- Collect and pay all applicative taxes, and affix all required tax stamps to products sold
- Failure to comply with these regulations will also affect your credit card processing services and result in an immediate account closure.
Each month, a record of all transactions must be sent to the state’s tax administrator including the names and addresses of each customer, the type and quantities of each product sold, as well as the name, address, and phone number of the person delivering the shipment to the recipient
What You Need to Do to Stay in Business
For those who already do business selling items that attract the scrutiny of lawmakers online, you likely already perform a number of similar transparency measures in the name of preventing men in ATF vests from knocking on your door. Adding any of the above requirements that you don’t do already is likely to have an impact on your productivity as well as cost you extra in additional services.
The sad truth is that smaller vendors who already cannot afford to endure regulations placed on them over the last 12 months will probably not survive the additional time and monetary expense. The good news is that payment processors who specialize in working with “high risk” online vendors have technology and experience that can help and could keep you in business.
PACT Act FAQs
When does the PACT Act take effect?
March 27th, 2021, 90 days after passing. At the time of this article’s posting, tomorrow.
When was the PACT Act signed?
In the last week of the year, December 27th, 2020.
What is the vape age verification?
Vendors are required to use systems that verify the age of buyers and to provide proof of such use.
What is the PACT Act vape mail ban?
It restricts sending vape materials through the U.S. Postal service, requiring the use of shippers that track merchant/customer data, and require a delivery signature.
What is a vape merchant account?
It is an account designed especially for retail and online vape sellers to process credit card payments while also staying compliant with these regulations with automated reporting. It is also known as a high-risk merchant account.
Key Takeaways for Your Vape Business
- PACT Act age verification means you must prove you check the age of your customers through E-commerce age verification systems.
- The Vape online age restriction will be enforced strictly and must be adhered to.
- Vape credit card processing services can streamline much of your efforts to comply with these new regulations.
How Leap Payments Can Help
Here at Leap Payments, we specialize in working with vapor vendors like you who are operating above board, and who care about their customers, but who also have been placed in the hot seat for political or regulatory reasons. Simply by working with us, you automatically get much of the reporting requirements the new law demands under control. We are in the business of keeping you in business when other forces seem to be aligned against you!

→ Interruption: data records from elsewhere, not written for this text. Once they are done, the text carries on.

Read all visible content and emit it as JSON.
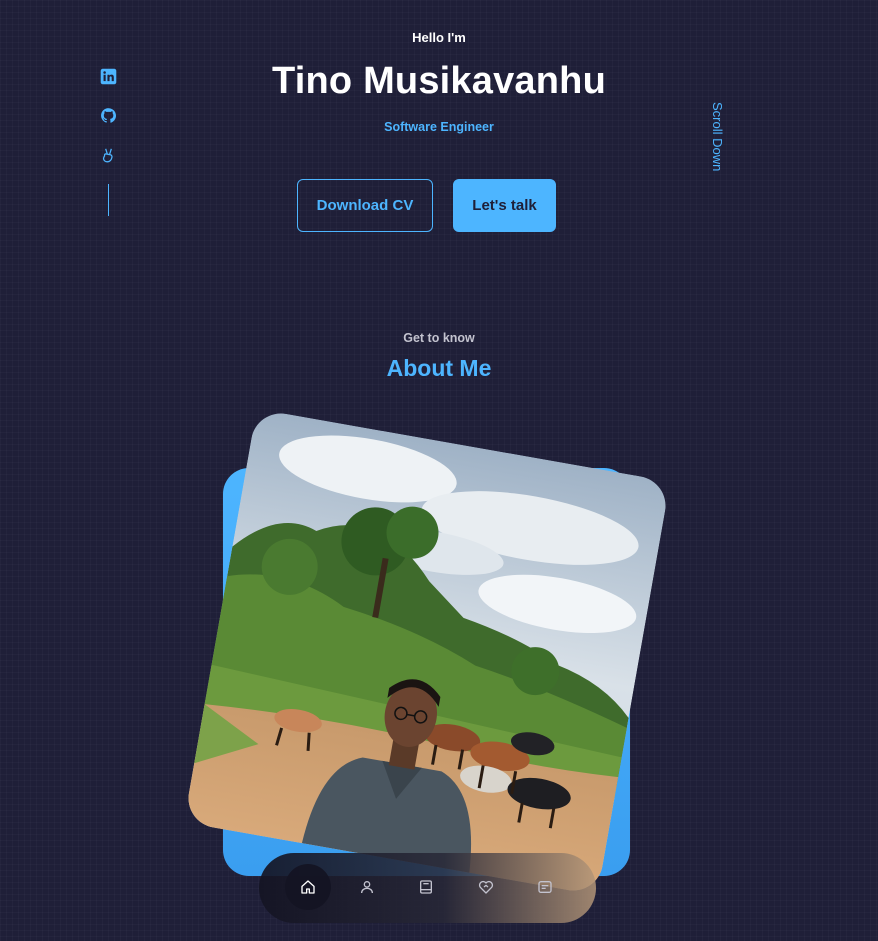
{
  "hero": {
    "greeting": "Hello I'm",
    "name": "Tino Musikavanhu",
    "role": "Software Engineer",
    "download_cv": "Download CV",
    "lets_talk": "Let's talk",
    "scroll_down": "Scroll Down"
  },
  "socials": [
    {
      "icon": "linkedin-icon"
    },
    {
      "icon": "github-icon"
    },
    {
      "icon": "angellist-icon"
    }
  ],
  "about": {
    "subtitle": "Get to know",
    "title": "About Me"
  },
  "nav": {
    "items": [
      {
        "icon": "home-icon",
        "active": true
      },
      {
        "icon": "user-icon",
        "active": false
      },
      {
        "icon": "book-icon",
        "active": false
      },
      {
        "icon": "heart-handshake-icon",
        "active": false
      },
      {
        "icon": "message-icon",
        "active": false
      }
    ]
  },
  "colors": {
    "background": "#1f1f38",
    "accent": "#4db5ff",
    "text": "#ffffff"
  }
}
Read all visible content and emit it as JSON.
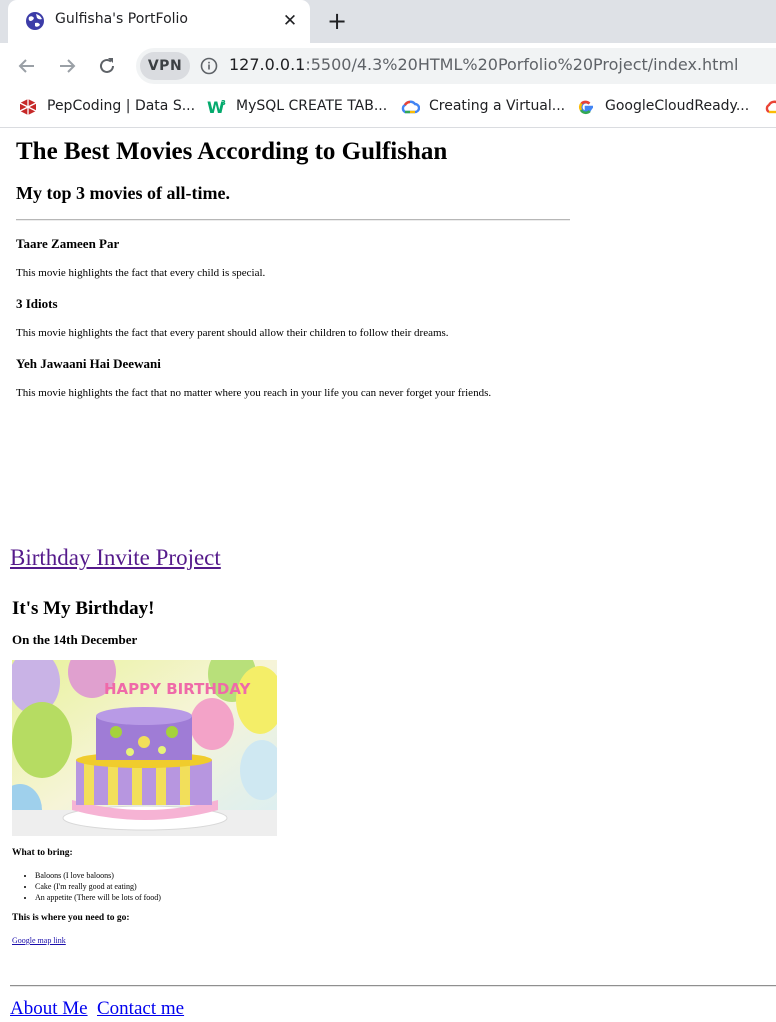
{
  "browser": {
    "tab_title": "Gulfisha's PortFolio",
    "tab_close": "✕",
    "new_tab": "+",
    "vpn_label": "VPN",
    "url_host": "127.0.0.1",
    "url_rest": ":5500/4.3%20HTML%20Porfolio%20Project/index.html",
    "bookmarks": [
      {
        "label": "PepCoding | Data S...",
        "icon": "pepcoding-icon"
      },
      {
        "label": "MySQL CREATE TAB...",
        "icon": "w3schools-icon"
      },
      {
        "label": "Creating a Virtual...",
        "icon": "google-cloud-icon"
      },
      {
        "label": "GoogleCloudReady...",
        "icon": "google-icon"
      }
    ]
  },
  "page": {
    "heading": "The Best Movies According to Gulfishan",
    "subheading": "My top 3 movies of all-time.",
    "movies": [
      {
        "title": "Taare Zameen Par",
        "desc": "This movie highlights the fact that every child is special."
      },
      {
        "title": "3 Idiots",
        "desc": "This movie highlights the fact that every parent should allow their children to follow their dreams."
      },
      {
        "title": "Yeh Jawaani Hai Deewani",
        "desc": "This movie highlights the fact that no matter where you reach in your life you can never forget your friends."
      }
    ],
    "birthday_link": "Birthday Invite Project",
    "birthday_heading": "It's My Birthday!",
    "birthday_date": "On the 14th December",
    "cake_text": "HAPPY BIRTHDAY",
    "bring_heading": "What to bring:",
    "bring_items": [
      "Baloons (I love baloons)",
      "Cake (I'm really good at eating)",
      "An appetite (There will be lots of food)"
    ],
    "go_heading": "This is where you need to go:",
    "map_link": "Google map link",
    "footer_links": [
      "About Me",
      "Contact me"
    ]
  },
  "colors": {
    "visited_link": "#551a8b",
    "link": "#0000ee",
    "tabstrip": "#dee1e6"
  }
}
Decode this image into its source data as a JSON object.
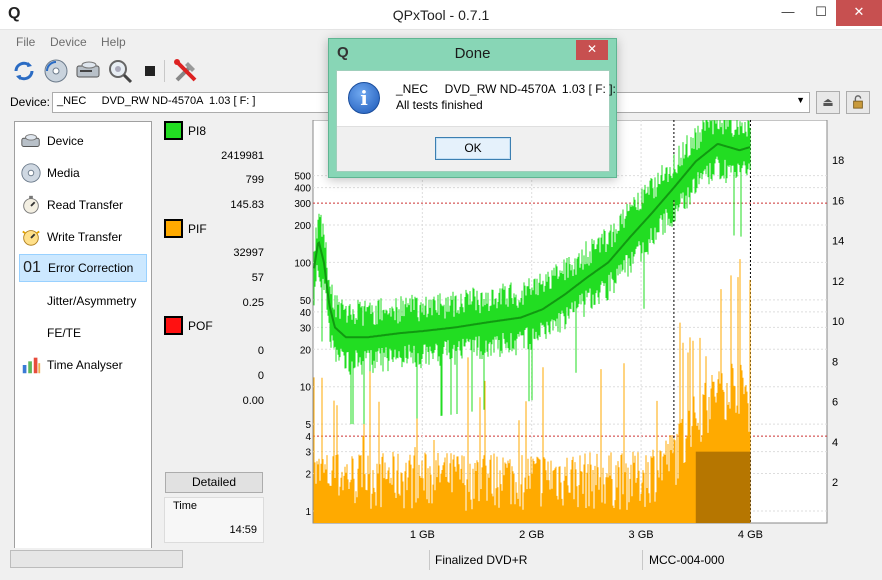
{
  "window": {
    "title": "QPxTool - 0.7.1",
    "app_icon": "Q",
    "min": "—",
    "max": "☐",
    "close": "✕"
  },
  "menu": [
    "File",
    "Device",
    "Help"
  ],
  "toolbar": {
    "buttons": [
      "refresh-icon",
      "media-icon",
      "drive-icon",
      "scan-icon",
      "stop-icon",
      "tools-icon"
    ]
  },
  "device": {
    "label": "Device:",
    "value": "_NEC     DVD_RW ND-4570A  1.03 [ F: ]",
    "eject_icon": "⏏",
    "lock_icon": "🔓"
  },
  "sidebar": {
    "items": [
      {
        "label": "Device",
        "icon": "drive-icon"
      },
      {
        "label": "Media",
        "icon": "disc-icon"
      },
      {
        "label": "Read Transfer",
        "icon": "read-transfer-icon"
      },
      {
        "label": "Write Transfer",
        "icon": "write-transfer-icon"
      },
      {
        "label": "Error Correction",
        "icon": "error-correction-icon",
        "prefix": "01",
        "active": true
      },
      {
        "label": "Jitter/Asymmetry",
        "icon": ""
      },
      {
        "label": "FE/TE",
        "icon": ""
      },
      {
        "label": "Time Analyser",
        "icon": "bar-chart-icon"
      }
    ]
  },
  "stats": {
    "pi8": {
      "label": "PI8",
      "color": "#22dd22",
      "total": "2419981",
      "max": "799",
      "avg": "145.83"
    },
    "pif": {
      "label": "PIF",
      "color": "#ffaa00",
      "total": "32997",
      "max": "57",
      "avg": "0.25"
    },
    "pof": {
      "label": "POF",
      "color": "#ff1111",
      "total": "0",
      "max": "0",
      "avg": "0.00"
    },
    "detailed_label": "Detailed",
    "time_label": "Time",
    "time_value": "14:59"
  },
  "chart_data": {
    "type": "area",
    "x_unit": "GB",
    "x_ticks": [
      "1 GB",
      "2 GB",
      "3 GB",
      "4 GB"
    ],
    "x_range": [
      0,
      4.7
    ],
    "y_left_ticks": [
      "500",
      "400",
      "300",
      "200",
      "100",
      "50",
      "40",
      "30",
      "20",
      "10",
      "5",
      "4",
      "3",
      "2",
      "1"
    ],
    "y_left_scale": "log",
    "y_right_ticks": [
      "18",
      "16",
      "14",
      "12",
      "10",
      "8",
      "6",
      "4",
      "2"
    ],
    "grid": true,
    "series": [
      {
        "name": "PI8",
        "color": "#22dd22",
        "x": [
          0,
          0.05,
          0.1,
          0.15,
          0.2,
          0.3,
          0.5,
          0.8,
          1.0,
          1.3,
          1.6,
          1.9,
          2.1,
          2.3,
          2.5,
          2.7,
          2.9,
          3.1,
          3.3,
          3.5,
          3.7,
          3.9,
          4.0
        ],
        "values": [
          80,
          150,
          100,
          45,
          30,
          25,
          25,
          27,
          28,
          30,
          33,
          36,
          42,
          55,
          75,
          100,
          160,
          250,
          400,
          650,
          900,
          800,
          850
        ]
      },
      {
        "name": "PIF",
        "color": "#ffaa00",
        "x": [
          0,
          0.5,
          1.0,
          1.5,
          2.0,
          2.5,
          3.0,
          3.3,
          3.5,
          3.7,
          3.9,
          4.0
        ],
        "values": [
          2,
          2,
          2,
          2,
          2,
          2,
          2,
          3,
          6,
          10,
          12,
          8
        ]
      }
    ]
  },
  "status": {
    "media_type": "Finalized DVD+R",
    "media_id": "MCC-004-000"
  },
  "dialog": {
    "title": "Done",
    "app_icon": "Q",
    "close": "✕",
    "line1": "_NEC     DVD_RW ND-4570A  1.03 [ F: ]:",
    "line2": "All tests finished",
    "info_glyph": "i",
    "ok_label": "OK"
  }
}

We work with all three of the nation’s top vapor approving banks, and service thousands of other vape merchants. We can offer lower processing rates than our competitors and the newest credit card equipment and terminals. We provide robust, 24/7 U.S.-based customer support. And, our same-day funding options lets you get your business’ batches within 4 hours.